↓↓↓

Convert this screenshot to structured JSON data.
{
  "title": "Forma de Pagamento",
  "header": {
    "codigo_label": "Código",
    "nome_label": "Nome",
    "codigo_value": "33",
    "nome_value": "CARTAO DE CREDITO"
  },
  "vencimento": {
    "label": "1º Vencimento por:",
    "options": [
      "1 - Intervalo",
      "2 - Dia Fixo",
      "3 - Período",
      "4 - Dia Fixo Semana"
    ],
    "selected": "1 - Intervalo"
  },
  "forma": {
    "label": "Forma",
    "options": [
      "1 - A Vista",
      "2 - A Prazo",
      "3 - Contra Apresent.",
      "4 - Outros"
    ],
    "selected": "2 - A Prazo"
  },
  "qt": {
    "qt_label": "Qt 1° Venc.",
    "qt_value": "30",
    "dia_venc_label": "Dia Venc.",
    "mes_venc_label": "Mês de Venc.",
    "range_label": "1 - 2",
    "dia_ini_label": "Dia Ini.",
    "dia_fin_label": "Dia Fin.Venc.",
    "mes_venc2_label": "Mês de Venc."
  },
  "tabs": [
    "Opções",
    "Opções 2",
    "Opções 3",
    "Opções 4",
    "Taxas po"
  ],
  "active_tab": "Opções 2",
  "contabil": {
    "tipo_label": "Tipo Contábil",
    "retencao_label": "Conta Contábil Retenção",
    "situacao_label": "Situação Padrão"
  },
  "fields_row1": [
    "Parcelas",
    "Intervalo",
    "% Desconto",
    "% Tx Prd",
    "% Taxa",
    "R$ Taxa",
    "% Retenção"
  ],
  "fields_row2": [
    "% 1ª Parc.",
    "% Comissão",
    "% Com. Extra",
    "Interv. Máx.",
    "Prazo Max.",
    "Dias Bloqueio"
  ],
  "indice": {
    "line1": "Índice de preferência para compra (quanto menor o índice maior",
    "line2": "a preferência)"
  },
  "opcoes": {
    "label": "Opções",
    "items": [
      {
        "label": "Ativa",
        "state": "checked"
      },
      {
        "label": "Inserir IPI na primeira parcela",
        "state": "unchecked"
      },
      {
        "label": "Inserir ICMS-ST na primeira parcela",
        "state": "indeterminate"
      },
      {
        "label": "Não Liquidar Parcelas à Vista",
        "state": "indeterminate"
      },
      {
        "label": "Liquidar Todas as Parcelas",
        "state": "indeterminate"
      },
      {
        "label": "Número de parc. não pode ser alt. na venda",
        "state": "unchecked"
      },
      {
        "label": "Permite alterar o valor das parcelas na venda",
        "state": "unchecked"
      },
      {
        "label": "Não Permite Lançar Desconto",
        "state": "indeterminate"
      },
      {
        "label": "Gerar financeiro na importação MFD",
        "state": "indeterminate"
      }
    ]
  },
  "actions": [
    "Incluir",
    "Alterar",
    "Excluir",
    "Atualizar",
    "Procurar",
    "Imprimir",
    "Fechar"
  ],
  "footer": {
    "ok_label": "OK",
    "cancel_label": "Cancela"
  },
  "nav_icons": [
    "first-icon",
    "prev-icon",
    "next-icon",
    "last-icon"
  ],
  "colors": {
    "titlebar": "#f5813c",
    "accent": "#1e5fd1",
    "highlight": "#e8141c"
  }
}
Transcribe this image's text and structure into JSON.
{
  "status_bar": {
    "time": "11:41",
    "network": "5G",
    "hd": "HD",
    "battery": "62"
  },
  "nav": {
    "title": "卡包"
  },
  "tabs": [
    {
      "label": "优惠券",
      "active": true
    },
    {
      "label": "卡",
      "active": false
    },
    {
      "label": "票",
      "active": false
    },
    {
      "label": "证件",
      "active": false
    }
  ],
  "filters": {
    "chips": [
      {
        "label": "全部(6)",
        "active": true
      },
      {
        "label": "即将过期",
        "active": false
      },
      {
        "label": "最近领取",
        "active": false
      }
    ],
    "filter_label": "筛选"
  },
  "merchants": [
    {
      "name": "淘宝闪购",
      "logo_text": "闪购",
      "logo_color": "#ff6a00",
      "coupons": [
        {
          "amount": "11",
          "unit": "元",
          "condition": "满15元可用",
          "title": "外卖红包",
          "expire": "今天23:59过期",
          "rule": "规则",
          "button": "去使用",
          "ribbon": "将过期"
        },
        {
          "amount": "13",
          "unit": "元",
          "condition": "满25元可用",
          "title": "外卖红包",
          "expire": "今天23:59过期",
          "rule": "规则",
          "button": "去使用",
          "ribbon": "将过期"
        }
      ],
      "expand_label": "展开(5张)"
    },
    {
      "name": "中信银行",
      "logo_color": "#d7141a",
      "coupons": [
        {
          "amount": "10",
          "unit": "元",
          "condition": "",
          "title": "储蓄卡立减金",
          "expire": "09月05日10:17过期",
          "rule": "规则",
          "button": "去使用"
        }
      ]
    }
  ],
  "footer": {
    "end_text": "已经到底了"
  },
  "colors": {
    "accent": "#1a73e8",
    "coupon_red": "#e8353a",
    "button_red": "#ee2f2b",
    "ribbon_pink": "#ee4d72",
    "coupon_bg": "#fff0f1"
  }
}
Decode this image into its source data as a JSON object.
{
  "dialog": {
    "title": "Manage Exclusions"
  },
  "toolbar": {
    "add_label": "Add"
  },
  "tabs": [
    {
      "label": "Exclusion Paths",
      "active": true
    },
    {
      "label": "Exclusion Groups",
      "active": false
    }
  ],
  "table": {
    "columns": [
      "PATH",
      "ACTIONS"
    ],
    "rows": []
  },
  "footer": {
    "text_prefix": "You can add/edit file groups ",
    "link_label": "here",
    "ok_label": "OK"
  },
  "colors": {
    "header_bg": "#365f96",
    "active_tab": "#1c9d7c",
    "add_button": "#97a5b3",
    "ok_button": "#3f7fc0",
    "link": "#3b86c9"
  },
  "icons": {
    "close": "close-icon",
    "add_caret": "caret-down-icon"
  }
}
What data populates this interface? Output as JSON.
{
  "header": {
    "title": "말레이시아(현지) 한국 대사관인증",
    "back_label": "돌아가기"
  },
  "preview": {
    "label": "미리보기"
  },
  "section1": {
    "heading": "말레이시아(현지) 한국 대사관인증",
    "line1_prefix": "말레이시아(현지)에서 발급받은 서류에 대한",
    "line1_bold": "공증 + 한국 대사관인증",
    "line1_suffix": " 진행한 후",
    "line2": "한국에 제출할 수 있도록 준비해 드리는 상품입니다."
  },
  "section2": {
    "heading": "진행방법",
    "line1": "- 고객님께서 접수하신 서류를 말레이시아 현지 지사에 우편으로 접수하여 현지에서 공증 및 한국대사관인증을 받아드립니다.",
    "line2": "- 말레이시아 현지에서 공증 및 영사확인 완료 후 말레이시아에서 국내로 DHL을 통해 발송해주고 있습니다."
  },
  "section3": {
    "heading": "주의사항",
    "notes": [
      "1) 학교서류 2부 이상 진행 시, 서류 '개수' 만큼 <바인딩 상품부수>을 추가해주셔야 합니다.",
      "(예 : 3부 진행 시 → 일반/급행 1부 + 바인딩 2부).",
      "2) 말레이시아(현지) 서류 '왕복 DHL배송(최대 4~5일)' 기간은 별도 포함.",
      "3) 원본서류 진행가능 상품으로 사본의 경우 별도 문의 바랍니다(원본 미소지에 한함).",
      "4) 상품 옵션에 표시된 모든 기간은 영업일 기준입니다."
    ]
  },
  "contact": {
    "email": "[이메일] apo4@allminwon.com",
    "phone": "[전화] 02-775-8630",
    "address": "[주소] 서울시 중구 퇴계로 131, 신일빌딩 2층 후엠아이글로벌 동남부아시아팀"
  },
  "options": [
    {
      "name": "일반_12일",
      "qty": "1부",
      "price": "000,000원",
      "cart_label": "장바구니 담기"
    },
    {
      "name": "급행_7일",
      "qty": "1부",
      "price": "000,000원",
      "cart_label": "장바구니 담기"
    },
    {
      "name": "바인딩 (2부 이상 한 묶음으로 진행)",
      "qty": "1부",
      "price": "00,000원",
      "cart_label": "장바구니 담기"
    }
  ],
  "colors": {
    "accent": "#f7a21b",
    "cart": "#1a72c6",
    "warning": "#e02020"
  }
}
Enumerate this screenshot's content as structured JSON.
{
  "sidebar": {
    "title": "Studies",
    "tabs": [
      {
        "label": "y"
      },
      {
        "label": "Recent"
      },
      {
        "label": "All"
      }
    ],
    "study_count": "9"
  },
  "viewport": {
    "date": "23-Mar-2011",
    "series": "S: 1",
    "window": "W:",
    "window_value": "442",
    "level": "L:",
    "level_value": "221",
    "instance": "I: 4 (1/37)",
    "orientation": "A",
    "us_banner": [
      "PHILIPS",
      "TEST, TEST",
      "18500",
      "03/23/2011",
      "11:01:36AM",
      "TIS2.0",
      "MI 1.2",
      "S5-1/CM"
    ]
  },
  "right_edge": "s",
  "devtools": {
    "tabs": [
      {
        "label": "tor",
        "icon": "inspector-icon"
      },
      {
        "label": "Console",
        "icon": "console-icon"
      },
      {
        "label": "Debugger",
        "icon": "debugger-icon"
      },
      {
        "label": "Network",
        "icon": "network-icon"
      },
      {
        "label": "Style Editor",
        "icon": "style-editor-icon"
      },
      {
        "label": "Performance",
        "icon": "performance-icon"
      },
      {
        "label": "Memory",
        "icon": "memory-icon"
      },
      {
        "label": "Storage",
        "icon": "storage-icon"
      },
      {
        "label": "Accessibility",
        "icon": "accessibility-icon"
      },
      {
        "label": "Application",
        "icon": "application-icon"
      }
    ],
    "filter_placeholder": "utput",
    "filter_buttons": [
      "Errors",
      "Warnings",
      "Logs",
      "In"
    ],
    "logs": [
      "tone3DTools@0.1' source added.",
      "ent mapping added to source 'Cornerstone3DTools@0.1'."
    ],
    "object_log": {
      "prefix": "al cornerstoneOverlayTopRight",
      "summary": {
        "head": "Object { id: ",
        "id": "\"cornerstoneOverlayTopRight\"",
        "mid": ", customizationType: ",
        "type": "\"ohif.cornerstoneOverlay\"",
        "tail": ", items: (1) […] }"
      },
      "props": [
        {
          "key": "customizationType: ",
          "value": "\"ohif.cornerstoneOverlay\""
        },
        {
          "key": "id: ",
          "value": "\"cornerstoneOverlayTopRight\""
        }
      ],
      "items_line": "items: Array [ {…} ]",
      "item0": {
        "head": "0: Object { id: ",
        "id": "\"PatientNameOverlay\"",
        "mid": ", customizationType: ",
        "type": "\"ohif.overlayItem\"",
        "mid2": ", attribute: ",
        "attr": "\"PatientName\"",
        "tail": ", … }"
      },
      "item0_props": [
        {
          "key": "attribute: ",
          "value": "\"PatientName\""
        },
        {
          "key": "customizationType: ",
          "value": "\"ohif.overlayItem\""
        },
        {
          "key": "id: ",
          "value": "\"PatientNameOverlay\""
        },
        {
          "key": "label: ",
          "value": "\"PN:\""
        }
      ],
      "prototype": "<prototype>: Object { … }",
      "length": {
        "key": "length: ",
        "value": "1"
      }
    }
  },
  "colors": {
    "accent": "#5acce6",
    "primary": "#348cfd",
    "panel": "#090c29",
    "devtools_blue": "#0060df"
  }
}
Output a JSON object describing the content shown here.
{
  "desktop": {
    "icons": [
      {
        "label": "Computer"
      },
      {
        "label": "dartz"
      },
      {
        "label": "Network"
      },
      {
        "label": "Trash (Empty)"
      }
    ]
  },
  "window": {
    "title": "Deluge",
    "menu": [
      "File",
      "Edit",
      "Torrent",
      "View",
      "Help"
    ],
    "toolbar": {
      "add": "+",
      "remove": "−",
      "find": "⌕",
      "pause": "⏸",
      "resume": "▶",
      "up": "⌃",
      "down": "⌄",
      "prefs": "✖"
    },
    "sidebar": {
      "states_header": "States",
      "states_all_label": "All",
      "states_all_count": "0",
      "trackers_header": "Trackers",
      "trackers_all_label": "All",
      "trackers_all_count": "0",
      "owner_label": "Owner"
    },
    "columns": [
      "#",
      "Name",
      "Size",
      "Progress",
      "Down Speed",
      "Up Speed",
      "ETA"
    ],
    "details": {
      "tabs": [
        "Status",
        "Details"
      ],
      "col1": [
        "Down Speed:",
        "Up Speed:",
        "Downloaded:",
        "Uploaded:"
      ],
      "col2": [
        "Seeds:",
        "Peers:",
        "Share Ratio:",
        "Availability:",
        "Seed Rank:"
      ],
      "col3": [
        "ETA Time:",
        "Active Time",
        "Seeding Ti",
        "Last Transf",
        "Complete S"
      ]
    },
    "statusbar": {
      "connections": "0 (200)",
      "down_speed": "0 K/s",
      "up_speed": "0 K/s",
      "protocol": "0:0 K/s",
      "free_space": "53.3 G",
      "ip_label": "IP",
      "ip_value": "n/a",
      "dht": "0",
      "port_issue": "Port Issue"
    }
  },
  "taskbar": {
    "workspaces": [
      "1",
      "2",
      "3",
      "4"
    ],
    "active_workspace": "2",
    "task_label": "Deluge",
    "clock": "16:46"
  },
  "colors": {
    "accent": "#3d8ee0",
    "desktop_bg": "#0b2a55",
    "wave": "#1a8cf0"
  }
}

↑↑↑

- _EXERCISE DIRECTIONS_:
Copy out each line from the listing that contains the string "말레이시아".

- _EXERCISE ANSWER_:
    "title": "말레이시아(현지) 한국 대사관인증",
    "heading": "말레이시아(현지) 한국 대사관인증",
    "line1_prefix": "말레이시아(현지)에서 발급받은 서류에 대한",
    "line1": "- 고객님께서 접수하신 서류를 말레이시아 현지 지사에 우편으로 접수하여 현지에서 공증 및 한국대사관인증을 받아드립니다.",
    "line2": "- 말레이시아 현지에서 공증 및 영사확인 완료 후 말레이시아에서 국내로 DHL을 통해 발송해주고 있습니다."
      "2) 말레이시아(현지) 서류 '왕복 DHL배송(최대 4~5일)' 기간은 별도 포함.",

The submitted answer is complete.